Covid-19: Cuban doctors to cost SA taxpayers millions of rand
The arrival of over 200 Cuban medical doctors in SA is set to cost the country hundreds of millions of rand.
In documents seen by Business Day, projected costs for a medical brigade of 187 Cuban personnel was R440m. An even bigger contingent arrived in SA on Sunday, consisting of 217 personnel, the publication reported.
The documents showed that the average cost of the Cuban medical brigade was projected at R2.35m a person.
The department of health did not respond to questions sent by Business Day at the time of publication.
On Tuesday evening, health minister Zweli Mkhize said the Cubans were not in the country to steal the jobs of SA doctors, but would serve as a reinforcement given their special medical skills.
“They are coming to add on what SA human resources are, so it is important to say that the Cuban doctors are coming at our request to reinforce because they have particular strengths.
“We welcome the Cuban doctors and want to assure everybody they will not take anybody's post. They have come to assist us and they will be working alongside South Africans,” he said.
The group consists of experts in epidemiology, biostatistics, and public health, family physicians, health care technology engineers and experts to provide technical assistance.
Mkhize said the doctors will work in the Covid-19 hotspot provinces with 29 in Gauteng, 28 in KwaZulu-Natal and 26 in the Western Cape.
The SA Medical Association (Sama) on Tuesday expressed concern over the arrival of the Cuban medical team.
Sama chairperson Dr Angelique Coetzee said bringing in the medical specialists from Cuba was a “little bit premature”.
Coetzee said there were many retired doctors in the country that could have played a key role in mentoring younger doctors during the outbreak.
Sama told Business Day that a public sector registrar or mid-level medical officer, comparable to a Cuban family physician, commands a salary of about R1.2m a year.
The BBC reported last year that more than 30,000 Cuban doctors were working in 67 countries, many in Latin America and Africa, but also European nations including Portugal and Italy.
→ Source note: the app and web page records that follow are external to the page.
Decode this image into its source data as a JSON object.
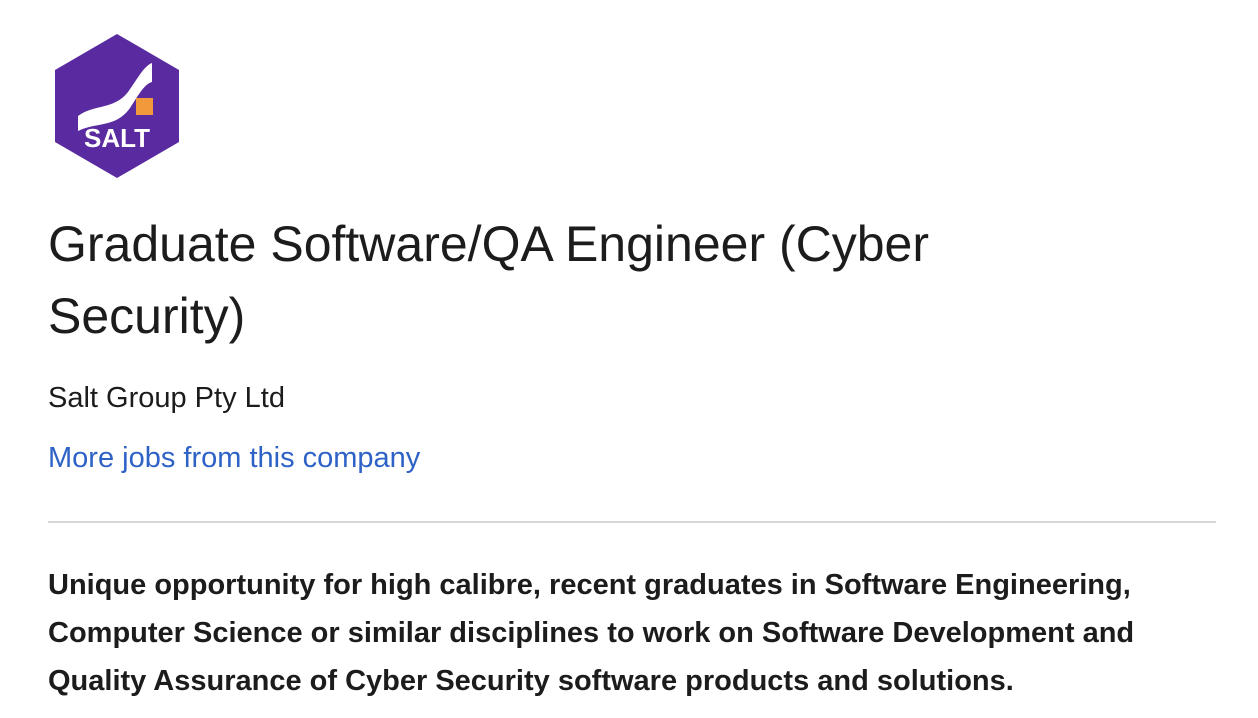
{
  "company_logo": {
    "text": "SALT",
    "icon": "salt-hexagon-logo",
    "colors": {
      "hexagon": "#5a2aa0",
      "swoosh": "#ffffff",
      "square": "#f29a3b"
    }
  },
  "job": {
    "title": "Graduate Software/QA Engineer (Cyber Security)",
    "company": "Salt Group Pty Ltd",
    "more_jobs_link": "More jobs from this company",
    "summary": "Unique opportunity for high calibre, recent graduates in Software Engineering, Computer Science or similar disciplines to work on Software Development and Quality Assurance of Cyber Security software products and solutions."
  },
  "colors": {
    "link": "#2f62c6",
    "text": "#1c1c1c",
    "divider": "#d6d6d6"
  }
}
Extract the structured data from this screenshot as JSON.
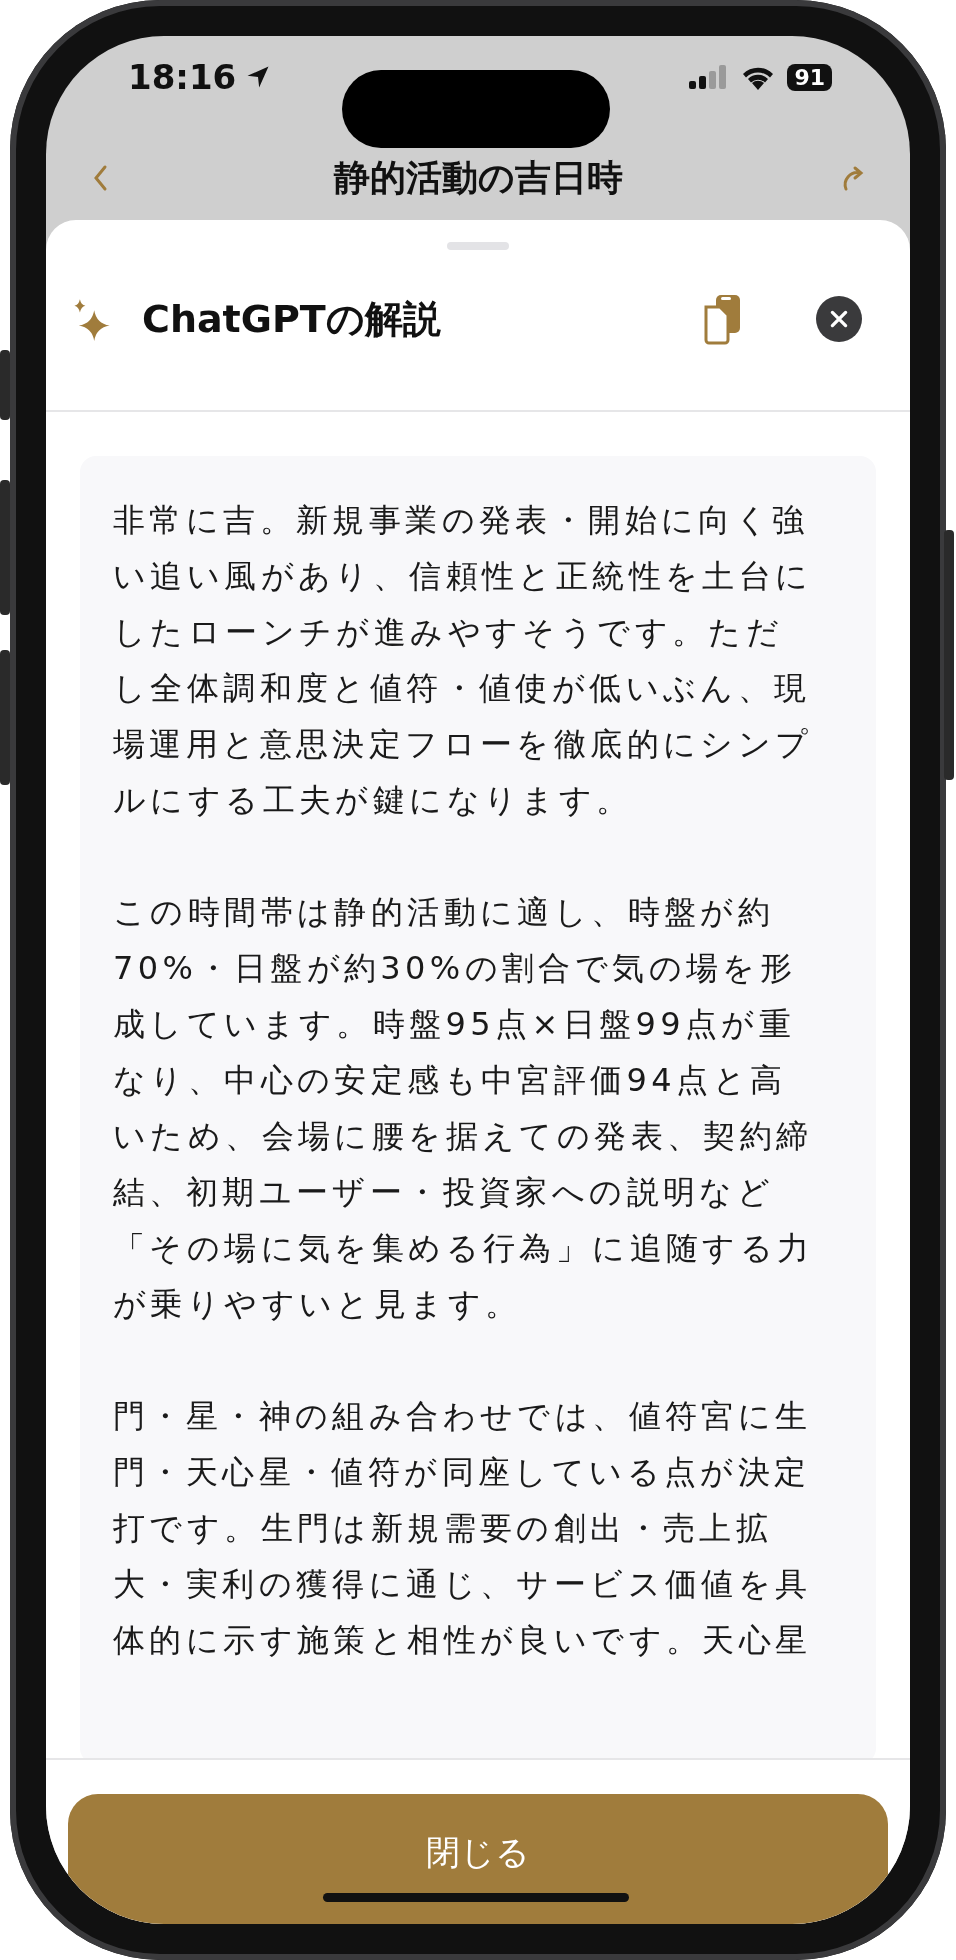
{
  "status_bar": {
    "time": "18:16",
    "battery": "91"
  },
  "background_nav": {
    "title": "静的活動の吉日時"
  },
  "sheet": {
    "title": "ChatGPTの解説",
    "paragraphs": [
      "非常に吉。新規事業の発表・開始に向く強い追い風があり、信頼性と正統性を土台にしたローンチが進みやすそうです。ただし全体調和度と値符・値使が低いぶん、現場運用と意思決定フローを徹底的にシンプルにする工夫が鍵になります。",
      "この時間帯は静的活動に適し、時盤が約70%・日盤が約30%の割合で気の場を形成しています。時盤95点×日盤99点が重なり、中心の安定感も中宮評価94点と高いため、会場に腰を据えての発表、契約締結、初期ユーザー・投資家への説明など「その場に気を集める行為」に追随する力が乗りやすいと見ます。",
      "門・星・神の組み合わせでは、値符宮に生門・天心星・値符が同座している点が決定打です。生門は新規需要の創出・売上拡大・実利の獲得に通じ、サービス価値を具体的に示す施策と相性が良いです。天心星"
    ],
    "close_button": "閉じる"
  }
}
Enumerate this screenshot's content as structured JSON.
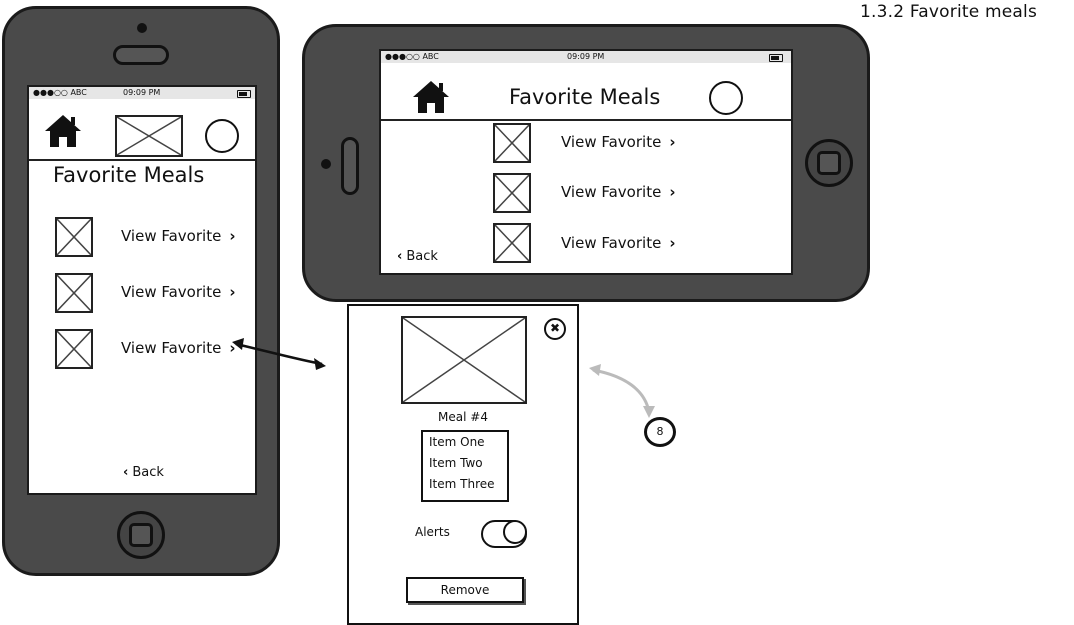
{
  "page_title": "1.3.2 Favorite meals",
  "portrait": {
    "status": {
      "carrier": "●●●○○ ABC",
      "time": "09:09 PM"
    },
    "heading": "Favorite Meals",
    "rows": [
      {
        "label": "View Favorite",
        "chevron": "›"
      },
      {
        "label": "View Favorite",
        "chevron": "›"
      },
      {
        "label": "View Favorite",
        "chevron": "›"
      }
    ],
    "back_label": "Back",
    "back_chevron": "‹"
  },
  "landscape": {
    "status": {
      "carrier": "●●●○○ ABC",
      "time": "09:09 PM"
    },
    "heading": "Favorite Meals",
    "rows": [
      {
        "label": "View Favorite",
        "chevron": "›"
      },
      {
        "label": "View Favorite",
        "chevron": "›"
      },
      {
        "label": "View Favorite",
        "chevron": "›"
      }
    ],
    "back_label": "Back",
    "back_chevron": "‹"
  },
  "modal": {
    "meal_title": "Meal #4",
    "items": [
      "Item One",
      "Item Two",
      "Item Three"
    ],
    "alerts_label": "Alerts",
    "alerts_on": true,
    "remove_label": "Remove",
    "close_glyph": "✖"
  },
  "annotation": {
    "badge": "8"
  }
}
Quoting a report by Prisoners Defenders, a Spain-based NGO that campaigns for human rights in Cuba, the BBC said the doctors on average received between 10% and 25% of the salary paid by the host countries, with the rest being kept by Cuba's authorities.